■ Provided information ■
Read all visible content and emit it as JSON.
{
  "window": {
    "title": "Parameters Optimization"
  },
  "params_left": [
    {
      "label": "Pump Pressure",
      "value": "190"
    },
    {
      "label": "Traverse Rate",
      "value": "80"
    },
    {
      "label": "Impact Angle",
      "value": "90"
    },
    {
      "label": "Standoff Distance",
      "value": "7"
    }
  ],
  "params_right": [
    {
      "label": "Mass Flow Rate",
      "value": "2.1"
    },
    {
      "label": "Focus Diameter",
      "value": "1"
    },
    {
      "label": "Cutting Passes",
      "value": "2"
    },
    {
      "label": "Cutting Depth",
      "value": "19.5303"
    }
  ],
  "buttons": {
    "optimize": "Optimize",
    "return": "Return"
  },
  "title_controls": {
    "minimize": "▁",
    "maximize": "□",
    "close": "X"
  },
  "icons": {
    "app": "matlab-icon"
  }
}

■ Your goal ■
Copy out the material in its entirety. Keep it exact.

■ Reply ■
Read all visible content and emit it as JSON.
{
  "window": {
    "title": "Parameters Optimization"
  },
  "params_left": [
    {
      "label": "Pump Pressure",
      "value": "190"
    },
    {
      "label": "Traverse Rate",
      "value": "80"
    },
    {
      "label": "Impact Angle",
      "value": "90"
    },
    {
      "label": "Standoff Distance",
      "value": "7"
    }
  ],
  "params_right": [
    {
      "label": "Mass Flow Rate",
      "value": "2.1"
    },
    {
      "label": "Focus Diameter",
      "value": "1"
    },
    {
      "label": "Cutting Passes",
      "value": "2"
    },
    {
      "label": "Cutting Depth",
      "value": "19.5303"
    }
  ],
  "buttons": {
    "optimize": "Optimize",
    "return": "Return"
  },
  "title_controls": {
    "minimize": "▁",
    "maximize": "□",
    "close": "X"
  },
  "icons": {
    "app": "matlab-icon"
  }
}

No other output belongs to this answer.